CSP-today
CSP Today image
Redstone Solar Thermal Project secures debt financing from OPIC

In South Africa, US Overseas Private Investment Corporation (OPIC), has approved $400 million (ZAR5 billion) debt financing for a 100MW concentrated solar power (CSP) project, which will be located in the Northern Cape Province.

The joint project was awarded to developers, SolarReserve and ACWA Power, under the third round of the Department of Energy’s Renewable Energy Independent Power Producer Procurement Programme (REIPPPP), Clean Technica reported.

Redstone CSP project

The Redstone Solar Thermal Power Project, which will be located in Postmasburg in the Northern Cape Province, is expected to generate 480,000MWh of power annually, Clean Technica reported.

Tecnicas Reunidas and TSK Group will be responsible for the engineering, procurement, and construction of the project.

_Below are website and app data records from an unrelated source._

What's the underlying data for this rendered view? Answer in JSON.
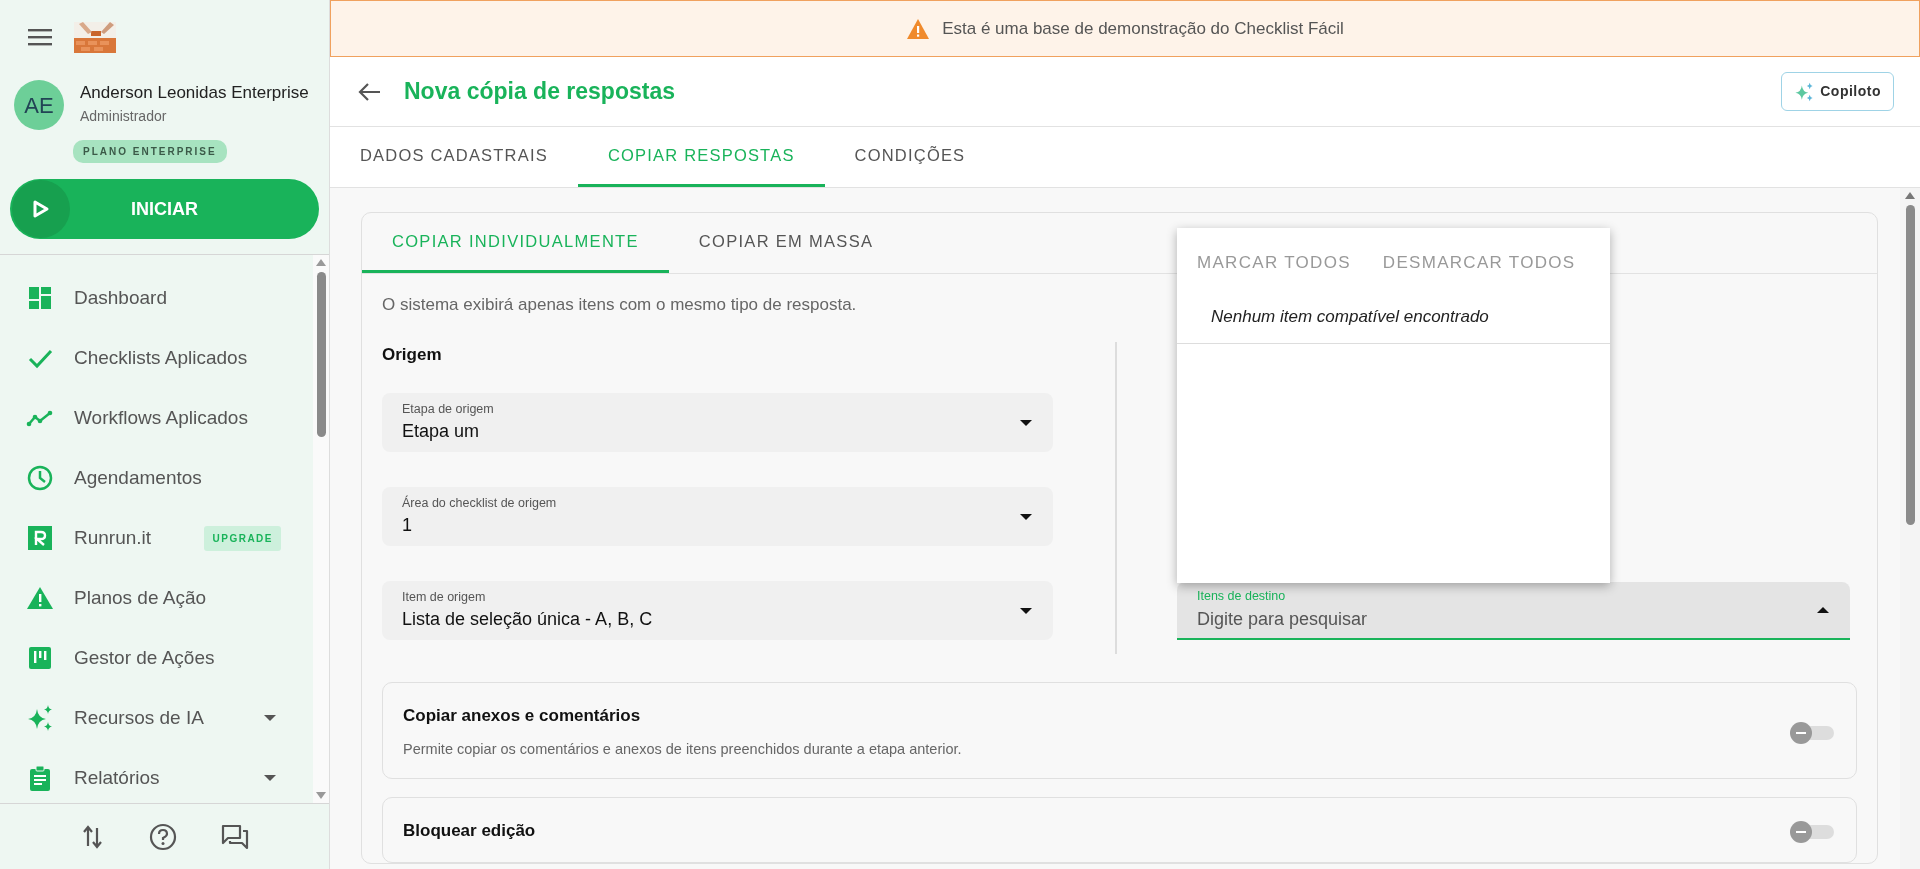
{
  "banner": {
    "text": "Esta é uma base de demonstração do Checklist Fácil"
  },
  "sidebar": {
    "user": {
      "initials": "AE",
      "name": "Anderson Leonidas Enterprise",
      "role": "Administrador",
      "plan": "PLANO ENTERPRISE"
    },
    "start_button": "INICIAR",
    "items": [
      {
        "label": "Dashboard",
        "has_submenu": false
      },
      {
        "label": "Checklists Aplicados",
        "has_submenu": false
      },
      {
        "label": "Workflows Aplicados",
        "has_submenu": false
      },
      {
        "label": "Agendamentos",
        "has_submenu": false
      },
      {
        "label": "Runrun.it",
        "badge": "UPGRADE",
        "has_submenu": false
      },
      {
        "label": "Planos de Ação",
        "has_submenu": false
      },
      {
        "label": "Gestor de Ações",
        "has_submenu": false
      },
      {
        "label": "Recursos de IA",
        "has_submenu": true
      },
      {
        "label": "Relatórios",
        "has_submenu": true
      }
    ]
  },
  "header": {
    "title": "Nova cópia de respostas",
    "copilot_button": "Copiloto"
  },
  "tabs": [
    {
      "label": "DADOS CADASTRAIS",
      "selected": false
    },
    {
      "label": "COPIAR RESPOSTAS",
      "selected": true
    },
    {
      "label": "CONDIÇÕES",
      "selected": false
    }
  ],
  "subtabs": [
    {
      "label": "COPIAR INDIVIDUALMENTE",
      "selected": true
    },
    {
      "label": "COPIAR EM MASSA",
      "selected": false
    }
  ],
  "description": "O sistema exibirá apenas itens com o mesmo tipo de resposta.",
  "origin": {
    "heading": "Origem",
    "fields": [
      {
        "label": "Etapa de origem",
        "value": "Etapa um"
      },
      {
        "label": "Área do checklist de origem",
        "value": "1"
      },
      {
        "label": "Item de origem",
        "value": "Lista de seleção única - A, B, C"
      }
    ]
  },
  "destination": {
    "label": "Itens de destino",
    "placeholder": "Digite para pesquisar",
    "expanded": true,
    "dropdown": {
      "actions": [
        "MARCAR TODOS",
        "DESMARCAR TODOS"
      ],
      "empty_text": "Nenhum item compatível encontrado"
    }
  },
  "options": [
    {
      "title": "Copiar anexos e comentários",
      "description": "Permite copiar os comentários e anexos de itens preenchidos durante a etapa anterior.",
      "on": false
    },
    {
      "title": "Bloquear edição",
      "on": false
    }
  ]
}
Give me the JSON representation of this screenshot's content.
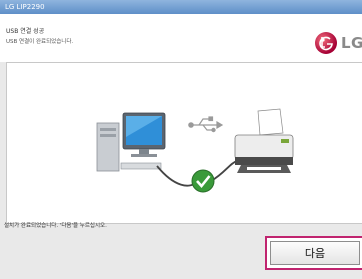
{
  "window": {
    "title": "LG LIP2290"
  },
  "header": {
    "heading": "USB 연결 성공",
    "subheading": "USB 연결이 완료되었습니다.",
    "logo_text": "LG"
  },
  "illustration": {
    "icons": [
      "computer-icon",
      "usb-icon",
      "checkmark-icon",
      "printer-icon"
    ]
  },
  "footer": {
    "status_text": "설치가 완료되었습니다. '다음'을 누르십시오.",
    "next_label": "다음"
  },
  "colors": {
    "titlebar": "#6f9ad2",
    "lg_brand": "#a50034",
    "focus_border": "#c0246f",
    "check": "#3a9a3a"
  }
}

With commercial operations expected to commence in 2018, the power project will also include a molten salt-based thermal storage facility with storage capacity of 12 hours.

An additional seven CSP projects have been awarded under the first four rounds of the REIPPP programme, with a combined generation capacity of 600MW.

Driving CSP in S.Africa

Stellenbosch University’s Helio100 prototype will be put into action as soon as it reaches completion in October. The system has been designed to generate affordable CSP electricity using a small-scale array of mirrors to concentrate the sun’s energy project.

ESI reported in August that the Helio100 CSP technology includes a field of mirrors called heliostats. These mirrors are generally large with a huge central base set in concrete. Situated on the ground the heliostats track the sun and concentrate its rays on to a central point, which heats up. The heat is converted into electricity.

Helio100 is a pilot project with over 100 heliostats of 2.2 sq meters each, generating 150 kW in total – enough to power about 10 average households.

According to Paul Gauché, a former Intel strategy planner and founding director of the Solar Thermal Research Group at Stellenbosch University, the array is already cheaper than using diesel, the go-to fuel for most companies and businesses during regular power outages in the country.

The official unveiling of the project is on 17 October 2015.

Solar-pacesbanner-710